My high school had this program called Project Month. For a month in March, each senior spent a month interning somewhere and/or doing a project. For my Project Month, I went to Los Angeles to work for Rock The Vote and stayed with Nick, an alum who was running the organization. It was a mind-altering and life-changing experience.
Among the things that I did with Nick was go with him to a newsstand one morning. He took all the political magazines and arranged them from left to right and said: "Read all of these and you will have an idea of what is really going on." Since then, I have always tried to keep an open mind about politics, am always willing to listen to what people have to say politically, and like to think that my politics are always evolving.
In that vein, I have been reading a lot of books lately from the left end of the spectrum: "The Corporation," "A People's History Of The United States," "Affluenza," "Culture Jam," and I'm currently reading "Crashing The Party," Ralph Nader's account of his 2000 Presidential run.
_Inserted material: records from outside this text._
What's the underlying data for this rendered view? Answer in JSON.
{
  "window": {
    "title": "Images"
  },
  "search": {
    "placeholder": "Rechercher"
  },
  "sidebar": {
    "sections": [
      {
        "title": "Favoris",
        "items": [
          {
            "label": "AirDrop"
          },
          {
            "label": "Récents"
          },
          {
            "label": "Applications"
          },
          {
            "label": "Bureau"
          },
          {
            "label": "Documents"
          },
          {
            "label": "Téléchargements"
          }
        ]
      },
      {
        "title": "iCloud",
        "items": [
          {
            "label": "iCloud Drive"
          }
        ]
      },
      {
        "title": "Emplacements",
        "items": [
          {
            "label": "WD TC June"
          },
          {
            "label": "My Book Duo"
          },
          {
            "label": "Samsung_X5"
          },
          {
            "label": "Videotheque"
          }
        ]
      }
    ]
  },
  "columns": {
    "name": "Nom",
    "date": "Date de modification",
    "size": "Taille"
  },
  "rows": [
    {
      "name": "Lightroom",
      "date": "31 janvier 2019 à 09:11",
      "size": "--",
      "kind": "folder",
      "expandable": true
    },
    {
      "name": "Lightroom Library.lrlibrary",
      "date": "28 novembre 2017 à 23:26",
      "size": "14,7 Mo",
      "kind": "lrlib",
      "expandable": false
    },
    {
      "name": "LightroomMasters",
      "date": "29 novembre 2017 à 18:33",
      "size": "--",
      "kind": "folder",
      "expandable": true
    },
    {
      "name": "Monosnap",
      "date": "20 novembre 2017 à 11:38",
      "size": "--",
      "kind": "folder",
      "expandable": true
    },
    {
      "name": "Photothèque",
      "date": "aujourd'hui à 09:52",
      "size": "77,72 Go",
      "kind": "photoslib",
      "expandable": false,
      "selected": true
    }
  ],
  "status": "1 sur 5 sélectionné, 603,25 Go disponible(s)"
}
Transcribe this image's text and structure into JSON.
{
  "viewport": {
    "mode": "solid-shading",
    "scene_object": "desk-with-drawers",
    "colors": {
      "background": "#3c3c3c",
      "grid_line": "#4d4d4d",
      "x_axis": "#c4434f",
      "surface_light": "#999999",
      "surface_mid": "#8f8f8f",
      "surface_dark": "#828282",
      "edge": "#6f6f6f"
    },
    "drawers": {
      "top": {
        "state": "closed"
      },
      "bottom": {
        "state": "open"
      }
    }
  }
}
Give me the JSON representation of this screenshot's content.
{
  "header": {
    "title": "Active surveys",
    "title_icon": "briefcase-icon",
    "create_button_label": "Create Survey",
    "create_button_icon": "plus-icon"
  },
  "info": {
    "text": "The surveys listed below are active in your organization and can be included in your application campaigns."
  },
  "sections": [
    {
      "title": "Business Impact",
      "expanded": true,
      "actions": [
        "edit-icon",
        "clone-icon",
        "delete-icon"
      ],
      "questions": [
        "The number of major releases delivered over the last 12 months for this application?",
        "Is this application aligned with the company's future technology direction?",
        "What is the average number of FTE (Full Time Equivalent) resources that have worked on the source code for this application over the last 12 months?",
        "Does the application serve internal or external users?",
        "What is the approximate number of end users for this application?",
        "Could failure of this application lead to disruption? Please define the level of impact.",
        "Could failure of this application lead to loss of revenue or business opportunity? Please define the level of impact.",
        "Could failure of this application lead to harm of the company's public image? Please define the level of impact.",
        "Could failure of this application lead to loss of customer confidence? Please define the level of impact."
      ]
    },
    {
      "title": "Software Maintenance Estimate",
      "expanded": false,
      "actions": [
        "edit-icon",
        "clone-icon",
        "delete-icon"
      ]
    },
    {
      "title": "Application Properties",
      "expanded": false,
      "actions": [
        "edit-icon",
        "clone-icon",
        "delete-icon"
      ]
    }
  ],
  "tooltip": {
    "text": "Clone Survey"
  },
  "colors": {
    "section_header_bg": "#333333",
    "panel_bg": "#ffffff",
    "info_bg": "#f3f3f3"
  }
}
In doing so, I have realized that I have a lot more in common with this side of the spectrum than I had previously believed.
In one of these books, Jimmy Carter's "Crisis Of Confidence" speech (better known as the "Malaise" speech) is mentioned. In this speech, Carter identifies the need for America to rid itself not only of materialism, but to stop our dependence on foreign oil. After reading/listening to the speech, I was stunned. For years, Carter has been mocked as a failed President. This speech has been cited, along with many other "failures," as factors that led to his loss to Reagan in the 1980 Presidential election. Looking back on it as a historical document, it is fascinating to see it as the road not taken. What if Carter's initiatives had actually been implemented?
BSA Troop 30